* _Exercise goal_: State how many lines in the records below include the word "true". Give nothing but that number.

* _Data to examine_:
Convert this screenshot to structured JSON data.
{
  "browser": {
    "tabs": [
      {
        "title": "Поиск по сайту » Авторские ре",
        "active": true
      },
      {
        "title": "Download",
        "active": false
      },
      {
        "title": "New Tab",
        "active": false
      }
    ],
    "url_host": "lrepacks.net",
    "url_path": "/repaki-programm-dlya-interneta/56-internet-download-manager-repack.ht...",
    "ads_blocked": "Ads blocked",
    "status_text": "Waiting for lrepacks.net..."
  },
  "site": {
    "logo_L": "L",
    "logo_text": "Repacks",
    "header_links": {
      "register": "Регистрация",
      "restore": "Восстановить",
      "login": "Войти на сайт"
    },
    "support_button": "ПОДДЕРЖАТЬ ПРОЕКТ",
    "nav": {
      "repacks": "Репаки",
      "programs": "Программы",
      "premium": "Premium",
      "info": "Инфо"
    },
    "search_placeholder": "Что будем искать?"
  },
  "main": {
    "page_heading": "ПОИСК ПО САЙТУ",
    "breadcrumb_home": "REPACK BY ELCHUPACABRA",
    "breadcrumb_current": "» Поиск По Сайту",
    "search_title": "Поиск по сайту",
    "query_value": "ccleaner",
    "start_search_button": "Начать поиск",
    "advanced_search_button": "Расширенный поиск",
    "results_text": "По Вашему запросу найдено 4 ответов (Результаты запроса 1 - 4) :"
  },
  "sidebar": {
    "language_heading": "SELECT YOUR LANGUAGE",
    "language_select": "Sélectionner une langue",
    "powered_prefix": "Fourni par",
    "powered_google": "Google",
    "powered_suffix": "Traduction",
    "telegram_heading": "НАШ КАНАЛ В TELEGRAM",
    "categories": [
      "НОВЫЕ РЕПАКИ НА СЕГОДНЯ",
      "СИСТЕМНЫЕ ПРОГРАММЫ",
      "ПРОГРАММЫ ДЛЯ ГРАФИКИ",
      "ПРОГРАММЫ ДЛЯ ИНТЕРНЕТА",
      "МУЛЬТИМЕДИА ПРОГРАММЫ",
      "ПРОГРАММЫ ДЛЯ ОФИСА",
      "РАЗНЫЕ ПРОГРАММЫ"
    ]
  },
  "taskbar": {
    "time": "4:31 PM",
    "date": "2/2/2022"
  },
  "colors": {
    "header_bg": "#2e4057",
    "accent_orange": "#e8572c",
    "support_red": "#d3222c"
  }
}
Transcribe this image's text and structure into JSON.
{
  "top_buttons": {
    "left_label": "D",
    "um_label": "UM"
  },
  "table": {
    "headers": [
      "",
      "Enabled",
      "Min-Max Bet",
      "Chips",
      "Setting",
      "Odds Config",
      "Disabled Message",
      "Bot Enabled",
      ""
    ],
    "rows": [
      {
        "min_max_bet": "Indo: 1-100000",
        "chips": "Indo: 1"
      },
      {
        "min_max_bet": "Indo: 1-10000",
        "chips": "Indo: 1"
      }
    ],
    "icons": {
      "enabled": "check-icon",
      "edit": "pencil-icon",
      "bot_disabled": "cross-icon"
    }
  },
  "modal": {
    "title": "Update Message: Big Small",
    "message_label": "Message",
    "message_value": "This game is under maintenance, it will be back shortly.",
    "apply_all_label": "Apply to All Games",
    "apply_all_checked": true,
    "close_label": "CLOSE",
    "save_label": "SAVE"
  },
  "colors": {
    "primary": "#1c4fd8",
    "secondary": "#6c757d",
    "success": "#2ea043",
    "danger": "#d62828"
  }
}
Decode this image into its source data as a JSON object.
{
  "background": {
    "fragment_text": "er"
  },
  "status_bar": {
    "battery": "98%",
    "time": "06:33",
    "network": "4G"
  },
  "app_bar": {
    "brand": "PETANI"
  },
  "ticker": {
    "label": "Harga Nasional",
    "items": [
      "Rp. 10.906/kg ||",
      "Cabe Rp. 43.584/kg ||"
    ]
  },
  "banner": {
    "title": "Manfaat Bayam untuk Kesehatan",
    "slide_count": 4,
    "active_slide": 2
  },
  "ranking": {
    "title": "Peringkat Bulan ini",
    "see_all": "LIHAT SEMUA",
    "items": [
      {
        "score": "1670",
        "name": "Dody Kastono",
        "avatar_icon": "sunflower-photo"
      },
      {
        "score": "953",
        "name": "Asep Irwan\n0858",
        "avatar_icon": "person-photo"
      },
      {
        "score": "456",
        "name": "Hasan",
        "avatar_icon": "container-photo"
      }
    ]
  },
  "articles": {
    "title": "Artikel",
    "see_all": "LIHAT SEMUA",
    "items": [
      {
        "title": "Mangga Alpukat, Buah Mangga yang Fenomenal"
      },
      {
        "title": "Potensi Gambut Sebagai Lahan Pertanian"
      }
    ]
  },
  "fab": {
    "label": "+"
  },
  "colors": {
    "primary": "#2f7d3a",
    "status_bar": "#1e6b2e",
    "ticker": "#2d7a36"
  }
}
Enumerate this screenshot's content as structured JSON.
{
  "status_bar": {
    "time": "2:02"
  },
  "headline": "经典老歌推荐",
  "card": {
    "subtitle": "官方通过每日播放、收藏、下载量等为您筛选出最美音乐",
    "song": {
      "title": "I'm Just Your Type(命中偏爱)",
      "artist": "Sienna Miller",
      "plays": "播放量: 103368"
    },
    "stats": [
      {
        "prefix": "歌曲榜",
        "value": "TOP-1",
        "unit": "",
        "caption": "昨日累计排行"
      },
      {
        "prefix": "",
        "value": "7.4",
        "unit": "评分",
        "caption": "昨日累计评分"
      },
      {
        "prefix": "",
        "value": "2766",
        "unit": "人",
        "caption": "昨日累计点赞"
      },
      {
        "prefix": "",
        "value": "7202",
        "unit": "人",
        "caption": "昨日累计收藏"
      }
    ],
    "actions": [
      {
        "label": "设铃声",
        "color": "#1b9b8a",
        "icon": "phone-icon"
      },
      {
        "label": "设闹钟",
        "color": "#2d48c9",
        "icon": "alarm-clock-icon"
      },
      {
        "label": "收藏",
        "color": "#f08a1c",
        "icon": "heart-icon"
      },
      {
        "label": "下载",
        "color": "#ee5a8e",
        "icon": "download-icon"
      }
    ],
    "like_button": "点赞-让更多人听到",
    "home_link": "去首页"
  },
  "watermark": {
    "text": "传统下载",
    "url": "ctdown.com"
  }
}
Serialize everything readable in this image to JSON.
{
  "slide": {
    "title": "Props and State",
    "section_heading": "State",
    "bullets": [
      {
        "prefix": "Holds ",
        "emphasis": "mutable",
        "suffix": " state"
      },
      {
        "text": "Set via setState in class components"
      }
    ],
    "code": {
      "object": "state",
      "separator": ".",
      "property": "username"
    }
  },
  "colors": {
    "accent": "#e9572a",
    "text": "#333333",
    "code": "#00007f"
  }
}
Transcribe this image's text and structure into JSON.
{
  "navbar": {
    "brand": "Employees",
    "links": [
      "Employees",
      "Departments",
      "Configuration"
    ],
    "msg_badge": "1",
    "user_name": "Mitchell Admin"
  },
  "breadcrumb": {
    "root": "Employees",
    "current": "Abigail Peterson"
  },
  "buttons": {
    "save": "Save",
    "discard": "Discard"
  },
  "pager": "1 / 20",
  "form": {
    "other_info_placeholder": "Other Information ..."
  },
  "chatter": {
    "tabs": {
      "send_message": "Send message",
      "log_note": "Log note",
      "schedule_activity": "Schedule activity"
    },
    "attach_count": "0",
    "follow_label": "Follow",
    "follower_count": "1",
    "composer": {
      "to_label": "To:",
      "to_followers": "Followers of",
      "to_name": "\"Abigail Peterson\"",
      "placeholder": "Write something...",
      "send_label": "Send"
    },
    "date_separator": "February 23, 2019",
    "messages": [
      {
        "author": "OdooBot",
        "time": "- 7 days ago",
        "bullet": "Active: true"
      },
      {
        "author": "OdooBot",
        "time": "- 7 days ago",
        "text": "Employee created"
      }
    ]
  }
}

* _Answer for this exercise_: 3